Netanyahu has heaped pressure on his former right-wing allies to defect from the fledgling coalition while attacking the legitimacy of the Bennett-Lapid partnership.
He has accused Bennett of “fraud” for siding with rivals, and angry rallies by the premier’s Likud party supporters have resulted in security being bolstered for some lawmakers.
Netanyahu’s bombastic remarks as he sees his grip on power slip have drawn parallels at home and abroad to former US president Donald Trump, who described his election loss last year as the result of a rigged vote.
The prime minister has called the prospective coalition “the greatest election fraud in the history” of Israel.
His Likud party said the accusations refer to Bennett entering a coalition that “doesn’t reflect the will of the voters.”
Sunday’s vote arrives hot on the heels of police crackdowns on Palestinian protests over the threatened eviction of families from homes in Israeli-annexed east Jerusalem to make way for Jewish settlers, a month after similar clashes fueled the latest war between Israel and Hamas.
It also comes amid right-wing anger over the postponement of a controversial Jewish nationalist march.
Netanyahu favored finding a way to allow the so-called “March of the Flags,” originally scheduled to take place last Thursday, to proceed as planned.
He took that position despite the original route envisaging the march unfolding close to flashpoint areas including the Al-Aqsa mosque compound, where clashes last month triggered the Gaza conflict.
The premier’s insistence saw his opponents accuse him and his allies of stoking tensions to cling onto power via a “scorched-earth” campaign.
If Netanyahu loses the premiership, he will not be able to push through changes to basic laws that could give him immunity in regard to his corruption trial.
The controversial flag march is now slated for Tuesday and ongoing tensions surrounding it could represent a key initial test for any approved coalition.


Oman reports spike in COVID-19 cases amid mass vaccination campaign

Oman reports spike in COVID-19 cases amid mass vaccination campaign
Updated 13 June 2021

Oman reports spike in COVID-19 cases amid mass vaccination campaign

Oman reports spike in COVID-19 cases amid mass vaccination campaign
  • A total of 338 patients are in intensive care rooms, according to a June 11, 2021 report by the country’s Ministry of Health
  • Tens of thousands of people in the Sultanate have been vaccinated in private hospitals, as part of the country’s inoculation effort

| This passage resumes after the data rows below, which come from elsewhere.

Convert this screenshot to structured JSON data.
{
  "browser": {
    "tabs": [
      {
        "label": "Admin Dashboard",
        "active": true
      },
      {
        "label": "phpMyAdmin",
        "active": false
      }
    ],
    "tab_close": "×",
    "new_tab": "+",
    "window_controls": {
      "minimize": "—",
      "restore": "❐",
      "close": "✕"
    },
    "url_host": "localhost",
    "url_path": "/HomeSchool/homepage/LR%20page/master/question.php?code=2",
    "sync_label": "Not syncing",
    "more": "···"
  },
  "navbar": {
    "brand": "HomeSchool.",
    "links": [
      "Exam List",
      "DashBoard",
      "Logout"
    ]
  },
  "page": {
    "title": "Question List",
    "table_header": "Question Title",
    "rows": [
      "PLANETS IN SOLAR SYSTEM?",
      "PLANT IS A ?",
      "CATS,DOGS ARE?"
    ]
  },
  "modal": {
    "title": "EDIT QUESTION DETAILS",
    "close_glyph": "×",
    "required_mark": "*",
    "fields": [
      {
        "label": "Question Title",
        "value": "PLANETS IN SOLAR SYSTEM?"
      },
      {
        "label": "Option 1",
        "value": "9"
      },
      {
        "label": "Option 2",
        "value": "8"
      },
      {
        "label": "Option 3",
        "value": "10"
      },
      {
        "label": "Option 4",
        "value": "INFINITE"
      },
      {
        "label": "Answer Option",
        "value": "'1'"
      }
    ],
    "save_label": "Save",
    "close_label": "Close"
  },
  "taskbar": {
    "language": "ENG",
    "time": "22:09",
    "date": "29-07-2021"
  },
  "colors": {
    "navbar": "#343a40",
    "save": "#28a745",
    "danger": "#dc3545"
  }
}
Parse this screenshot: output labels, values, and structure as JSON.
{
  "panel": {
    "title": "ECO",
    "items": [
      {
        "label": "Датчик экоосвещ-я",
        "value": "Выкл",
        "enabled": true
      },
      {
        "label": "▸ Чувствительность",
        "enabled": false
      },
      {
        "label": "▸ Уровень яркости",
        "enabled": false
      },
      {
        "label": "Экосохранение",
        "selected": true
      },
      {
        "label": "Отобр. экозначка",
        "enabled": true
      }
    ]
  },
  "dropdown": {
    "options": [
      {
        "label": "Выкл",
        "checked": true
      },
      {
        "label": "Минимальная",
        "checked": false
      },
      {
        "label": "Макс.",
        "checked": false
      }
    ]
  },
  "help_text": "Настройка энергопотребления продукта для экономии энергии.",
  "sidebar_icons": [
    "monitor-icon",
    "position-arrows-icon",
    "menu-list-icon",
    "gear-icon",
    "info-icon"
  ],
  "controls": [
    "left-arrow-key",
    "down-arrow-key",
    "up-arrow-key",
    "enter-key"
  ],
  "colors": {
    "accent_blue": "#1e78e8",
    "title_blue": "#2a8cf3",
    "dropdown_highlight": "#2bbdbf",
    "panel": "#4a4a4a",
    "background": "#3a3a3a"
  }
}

DUBAI: Oman has reported an increase in daily coronavirus cases amid the start of mass vaccination campaign in the Sultanate.
Hospitals have exceeded the limit allocated to coronavirus patients in Intensive Care Units, reaching 157 percent in two hospitals, local daily Times of Oman reported.
A total of 338 patients are in intensive care rooms, according to a June 11, 2021 report by the country’s Ministry of Health.
Oman’s daily infection rate has more than tripled in the past 30 days, with the number of people testing positive with COVID-19 approaching 2,000 this week.
“The indicators of this wave are very worrisome, and this recent spike in numbers is because of gatherings that took place during Eid,” Dr Faryal Al-Lawati, a Senior Consultant in Infectious Diseases at the Royal Hospital, told local radio station Shabiba FM.
Meanwhile, tens of thousands of people in the Sultanate have been vaccinated in private hospitals, as part of the country’s inoculation effort.
Private hospitals and clinics have contributed to the campaign against COVID-19 by offering vaccinations to walk-in patients and those who have registered in advance.
“Those who wish to get vaccinated at private hospitals will need to pay a fee, which depends on the type of vaccine they choose to take,” the report said.
A doctor at Badr Al-Sama’a Hospital, a private medical center that is taking part in the immunization campaign, said: “the cost of the vaccine will be borne by patients. Those who want to take the vaccine can walk in to any of our clinics, where they will be administered a vaccine of their choice, provided it is in stock.”
After taking the vaccine, patients will be required to wait 15 minutes at the hospital, where they will be examined for any symptoms.